After a pretty serious restomod on the KZ, yesterday I got to add the finishing touches to the bike. The spec on this bike is huge, here’s just some of the details:

  • Fully braced frame, Superbike style
  • Bimota Marzocchi M1R forks, fully kitted out with Race Tech internals
  • Custom made billet fork yokes
  • K&J underbraced swing arm
  • Ohlins suspension units
  • Dymag magnesium wheels, 18 x 2-1/2” Fr, 18 x 5-1/2” Rr
  • Avon AM22 & AM23+tyres
  • Custom made 340mm fully floating cast iron brake rotors
  • Custom made brake rotor carriers
  • Spondon Classis 2-piston brake callipers
  • Custom CNC’d calliper hangers
  • Lockheed adjustable ratio front master cylinder
  • Goodridge stainless steel braided hoses
  • Polished stainless steel Goodridge brake banjos & bolts
  • Yoshimura style 1/4 turn throttle assembly
  • Fully floating rear brake rotor on custom made carrier
  • Brembo rear calliper & master cylinder
  • Custom CNC’d rear calliper hanger
  • Custom made rear torque arm assembly
  • Custom made footrest hangers
  • Bimota foot levers
  • Earls 13 row oil cooler
  • Custom made oil cooler fixings
  • Custom made engine mounting plates

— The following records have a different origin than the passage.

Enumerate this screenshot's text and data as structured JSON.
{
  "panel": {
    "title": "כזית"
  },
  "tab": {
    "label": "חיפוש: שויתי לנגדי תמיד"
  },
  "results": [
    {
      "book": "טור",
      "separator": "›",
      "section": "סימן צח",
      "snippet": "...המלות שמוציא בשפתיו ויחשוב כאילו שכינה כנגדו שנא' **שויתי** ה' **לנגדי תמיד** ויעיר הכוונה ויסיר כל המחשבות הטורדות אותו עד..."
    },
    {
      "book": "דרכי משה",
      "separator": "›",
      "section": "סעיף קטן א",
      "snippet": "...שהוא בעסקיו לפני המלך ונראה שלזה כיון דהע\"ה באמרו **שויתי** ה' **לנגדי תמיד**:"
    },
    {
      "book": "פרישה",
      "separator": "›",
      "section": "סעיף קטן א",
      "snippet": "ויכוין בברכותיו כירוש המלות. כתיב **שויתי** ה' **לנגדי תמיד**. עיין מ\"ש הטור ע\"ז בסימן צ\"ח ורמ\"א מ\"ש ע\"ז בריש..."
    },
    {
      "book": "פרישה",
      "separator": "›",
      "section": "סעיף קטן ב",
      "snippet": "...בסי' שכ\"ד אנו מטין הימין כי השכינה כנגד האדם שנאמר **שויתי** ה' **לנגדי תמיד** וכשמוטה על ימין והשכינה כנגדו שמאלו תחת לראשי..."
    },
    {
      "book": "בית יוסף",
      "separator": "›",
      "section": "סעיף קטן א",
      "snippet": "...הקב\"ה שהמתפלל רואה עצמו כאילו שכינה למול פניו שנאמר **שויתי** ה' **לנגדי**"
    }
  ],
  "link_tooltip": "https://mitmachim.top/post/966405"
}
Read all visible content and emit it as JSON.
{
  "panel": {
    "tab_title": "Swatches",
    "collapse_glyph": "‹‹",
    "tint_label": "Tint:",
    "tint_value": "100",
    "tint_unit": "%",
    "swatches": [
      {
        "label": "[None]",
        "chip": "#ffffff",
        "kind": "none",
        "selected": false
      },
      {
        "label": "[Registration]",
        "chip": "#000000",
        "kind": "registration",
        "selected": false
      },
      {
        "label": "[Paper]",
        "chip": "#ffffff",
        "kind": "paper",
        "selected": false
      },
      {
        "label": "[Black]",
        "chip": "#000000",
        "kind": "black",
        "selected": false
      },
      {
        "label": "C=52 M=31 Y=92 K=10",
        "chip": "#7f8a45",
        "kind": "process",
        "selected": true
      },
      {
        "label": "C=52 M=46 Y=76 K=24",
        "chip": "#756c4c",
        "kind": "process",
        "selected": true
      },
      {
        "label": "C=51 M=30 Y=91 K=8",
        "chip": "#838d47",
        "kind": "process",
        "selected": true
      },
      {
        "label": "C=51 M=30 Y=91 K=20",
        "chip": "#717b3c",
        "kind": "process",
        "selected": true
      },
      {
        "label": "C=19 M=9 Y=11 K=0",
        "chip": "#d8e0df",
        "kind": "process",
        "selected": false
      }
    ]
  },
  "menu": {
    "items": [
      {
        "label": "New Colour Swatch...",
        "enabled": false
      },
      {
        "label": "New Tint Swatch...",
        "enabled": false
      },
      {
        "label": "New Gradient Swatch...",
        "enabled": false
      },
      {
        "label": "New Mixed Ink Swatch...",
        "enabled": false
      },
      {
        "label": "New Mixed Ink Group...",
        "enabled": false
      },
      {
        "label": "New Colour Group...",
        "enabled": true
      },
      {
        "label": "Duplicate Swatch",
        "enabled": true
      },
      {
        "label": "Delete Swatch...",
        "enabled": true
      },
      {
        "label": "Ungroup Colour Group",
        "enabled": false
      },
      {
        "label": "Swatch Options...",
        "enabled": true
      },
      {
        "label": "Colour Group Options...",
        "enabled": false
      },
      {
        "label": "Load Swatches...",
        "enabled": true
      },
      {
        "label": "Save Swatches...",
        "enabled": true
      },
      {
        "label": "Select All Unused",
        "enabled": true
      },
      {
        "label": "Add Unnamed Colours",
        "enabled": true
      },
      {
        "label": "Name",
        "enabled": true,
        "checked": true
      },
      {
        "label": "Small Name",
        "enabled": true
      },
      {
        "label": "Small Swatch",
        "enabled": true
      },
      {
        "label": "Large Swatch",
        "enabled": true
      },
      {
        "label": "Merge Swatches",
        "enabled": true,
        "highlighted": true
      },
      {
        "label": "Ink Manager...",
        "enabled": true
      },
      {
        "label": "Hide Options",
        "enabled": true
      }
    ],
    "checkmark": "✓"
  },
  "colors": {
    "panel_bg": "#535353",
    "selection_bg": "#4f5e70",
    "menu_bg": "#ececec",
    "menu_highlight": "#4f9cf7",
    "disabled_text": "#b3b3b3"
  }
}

  • 12.5 litre under seat auxiliary fuel cell
  • Mikuni fuel pump
  • Pingle twin port petcock
  • 1200cc monster motor
  • Keihin CR33 Special carbs
  • K&N oval air filters
  • Vance & Hines up swept ceramic coated exhaust system
  • Custom CNC’s T6 aluminum exhaust flanges

One last thing, the seat cowling is completely original! This bike is a dream build for me as the KZ1000 is such an icon in the world of classic motorcycles.